None of us would ever let these types of bandits around our bars of gold, and we should, in the same vein, keep them from our precious attitudes.  We must therefore protect our mindsets from those who would degrade them, and simply decide that the risk is too high to interact with anyone or invest in anyplace that does anything but raise our self worth keeping it safe and secure

When we do, we give ourselves the opportunity for the best life. Obviously, there is no guarantee that will live free of difficulty and hardship. But, when we protect our positive attitudes with the safety of Fort Knox, we know that regardless of how difficult a challenge or how hard the day we can make it through.

When your attitude is protected as well as a thousand bars of gold, every day will be filled with riches.


To Protect and Serve

November 8, 2008


Driving around town the other day trying to get some things done I passed a police officer. For some reason I took special notice of the words that were placed on each door as well as the rear bumper. They read, “To protect and serve.” I thought about all the things that the men and women of the police force do to make sure their slogan “to protect and serve” is kept.

These thoughts turned from the officers to my parents. As they did, I  marveled at the sacrifices they have made to get me to where I am today.

I remembered being 15 lying in a hospital just hours from learning that my medical diagnosis was quadriplegia, and as far as the doctors were concerned I would never walk again. On that day, like so many after it, I looked into my parents eyes and knew that if there was anything they could do to better “protect and serve” me I need only ask for it. I knew in a way most 15-year-old boys never get to know that my mom and dad would do anything in their power to keep me safe and help me to grow.

Later, as I worked in a wheelchair to find my way in a world of stairs, I also learned that often in order to truly serve, they had to let me fall. That the greatest protection they could offer was the preparation that came from no protection at all. That the finest service they could give was teaching me to serve myself.

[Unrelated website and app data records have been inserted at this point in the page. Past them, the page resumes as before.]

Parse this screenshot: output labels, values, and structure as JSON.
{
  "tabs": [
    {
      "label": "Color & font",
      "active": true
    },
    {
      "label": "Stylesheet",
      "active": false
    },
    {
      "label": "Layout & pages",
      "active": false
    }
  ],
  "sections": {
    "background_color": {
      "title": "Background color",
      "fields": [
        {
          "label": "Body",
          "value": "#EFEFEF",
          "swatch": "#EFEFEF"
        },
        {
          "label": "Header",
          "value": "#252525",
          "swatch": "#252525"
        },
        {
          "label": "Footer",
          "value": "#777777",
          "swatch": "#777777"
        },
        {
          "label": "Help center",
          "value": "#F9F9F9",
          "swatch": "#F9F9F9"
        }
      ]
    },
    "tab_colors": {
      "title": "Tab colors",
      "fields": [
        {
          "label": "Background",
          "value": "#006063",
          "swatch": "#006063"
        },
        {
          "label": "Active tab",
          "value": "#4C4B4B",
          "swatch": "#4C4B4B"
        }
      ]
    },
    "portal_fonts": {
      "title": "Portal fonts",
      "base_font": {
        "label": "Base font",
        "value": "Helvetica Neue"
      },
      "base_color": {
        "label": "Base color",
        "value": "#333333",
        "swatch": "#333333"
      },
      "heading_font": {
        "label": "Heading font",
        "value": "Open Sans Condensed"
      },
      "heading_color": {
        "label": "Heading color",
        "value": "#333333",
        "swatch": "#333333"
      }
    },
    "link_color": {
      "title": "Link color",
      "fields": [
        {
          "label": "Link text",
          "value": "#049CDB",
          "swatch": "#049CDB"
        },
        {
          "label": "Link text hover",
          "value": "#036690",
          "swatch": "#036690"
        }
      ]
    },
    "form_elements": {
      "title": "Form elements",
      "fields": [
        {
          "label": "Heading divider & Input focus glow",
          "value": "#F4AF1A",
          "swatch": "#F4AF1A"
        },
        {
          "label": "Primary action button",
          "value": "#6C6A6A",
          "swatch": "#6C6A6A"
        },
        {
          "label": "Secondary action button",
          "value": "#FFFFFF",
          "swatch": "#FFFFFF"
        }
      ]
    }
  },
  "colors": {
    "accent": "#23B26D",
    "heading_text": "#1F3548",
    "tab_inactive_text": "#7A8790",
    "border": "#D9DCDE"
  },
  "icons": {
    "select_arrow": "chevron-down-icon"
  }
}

In addition, I watched as they worked hard not only “to protect and serve” my siblings and I, but our “neighbors” as well. Just like the officers who carry that credo with them, my parents taught us that we too have a responsibility “to protect and serve” those around us. From a young age I was instructed that if I saw suffering I had a duty to help to curb it. I learned that if any of us are ever to be truly protected or served we must police each other.

Thinking of my parents, my thoughts turned to this little boy waiting to come to my home. Like the police officer, all I want to do is “to protect and serve” him,

As I think about the life he has a waiting him, the adventures that will be his, and the world that he is being born into my first nature is to protect him and keep him safe. It seems as natural and instinct as “fight or flight.” He’s not even here, and I already consider often the things that I can do to keep him out of harm’s way.

My desire to serve him is just as strong. From that day when he was all of five weeks old and I heard his heartbeat, I knew that I would do anything I could to help him. I think of him often in my dreams and as I do I try to imagine ways that I might help him reach his ultimate potential. We have not even met and yet all that I have is his. If there is anything I own in this world that might help him achieve more, do more, or become more I will gladly give it to him. My soul aches to serve him.

I hope that I am strong enough to follow the examples of my parents. I hope that I serve him well enough that I teach him I cannot protect him from everything even if I wanted to. I hope that he grows up knowing that he has a responsibility to those around him. I hope he grows up safe and secure. Safe in the knowledge that his dad loves him and secure enough in who he is that he can rise each time he falls.

What I do know is this, he is mine and I am his. I know I will do my very best “to protect and serve” him in a way that prepares him for the struggles that lie ahead of him, and will work to help him know that understanding love means loving his neighbor as himself.


Coleman Jason Hall when he was just 5 cells old.  (He's the cute one)

Coleman Jason Hall when he was just five cells old. (He's the cute one)